- Opening Delimiter -
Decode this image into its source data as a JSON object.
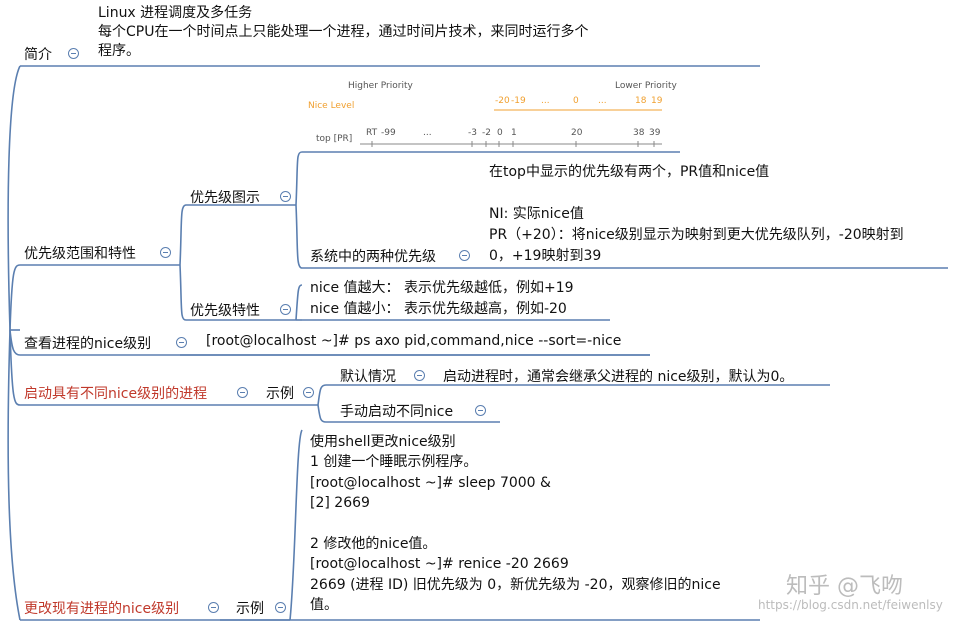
{
  "topics": {
    "intro": {
      "label": "简介",
      "lines": [
        "Linux 进程调度及多任务",
        "每个CPU在一个时间点上只能处理一个进程，通过时间片技术，来同时运行多个",
        "程序。"
      ]
    },
    "priority": {
      "label": "优先级范围和特性",
      "diagram": {
        "label": "优先级图示",
        "figure": {
          "higher": "Higher Priority",
          "lower": "Lower Priority",
          "nice_level_label": "Nice Level",
          "nice_ticks": [
            "-20",
            "-19",
            "...",
            "0",
            "...",
            "18",
            "19"
          ],
          "top_label": "top [PR]",
          "top_ticks": [
            "RT",
            "-99",
            "...",
            "-3",
            "-2",
            "0",
            "1",
            "20",
            "38",
            "39"
          ]
        },
        "two_kinds": {
          "label": "系统中的两种优先级",
          "lines": [
            "在top中显示的优先级有两个，PR值和nice值",
            "",
            "NI: 实际nice值",
            "PR（+20）：将nice级别显示为映射到更大优先级队列，-20映射到",
            "0，+19映射到39"
          ]
        }
      },
      "traits": {
        "label": "优先级特性",
        "lines": [
          "nice 值越大：  表示优先级越低，例如+19",
          "nice 值越小：  表示优先级越高，例如-20"
        ]
      }
    },
    "view": {
      "label": "查看进程的nice级别",
      "command": "[root@localhost ~]# ps axo pid,command,nice --sort=-nice"
    },
    "start": {
      "label": "启动具有不同nice级别的进程",
      "example": "示例",
      "default": {
        "label": "默认情况",
        "text": "启动进程时，通常会继承父进程的 nice级别，默认为0。"
      },
      "manual": {
        "label": "手动启动不同nice"
      }
    },
    "change": {
      "label": "更改现有进程的nice级别",
      "example": "示例",
      "lines": [
        "使用shell更改nice级别",
        "1  创建一个睡眠示例程序。",
        "[root@localhost ~]# sleep 7000 &",
        "[2] 2669",
        "",
        "2  修改他的nice值。",
        "[root@localhost ~]# renice -20 2669",
        "2669 (进程 ID) 旧优先级为 0，新优先级为 -20，观察修旧的nice",
        "值。"
      ]
    }
  },
  "watermark": {
    "brand": "知乎 @飞吻",
    "url": "https://blog.csdn.net/feiwenlsy"
  },
  "colors": {
    "line": "#5b7fb0",
    "red_text": "#c0392b",
    "orange": "#f0a030"
  }
}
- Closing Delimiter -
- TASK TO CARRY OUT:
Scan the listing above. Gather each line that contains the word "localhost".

- EXPECTED ANSWER:
      "command": "[root@localhost ~]# ps axo pid,command,nice --sort=-nice"
        "[root@localhost ~]# sleep 7000 &",
        "[root@localhost ~]# renice -20 2669",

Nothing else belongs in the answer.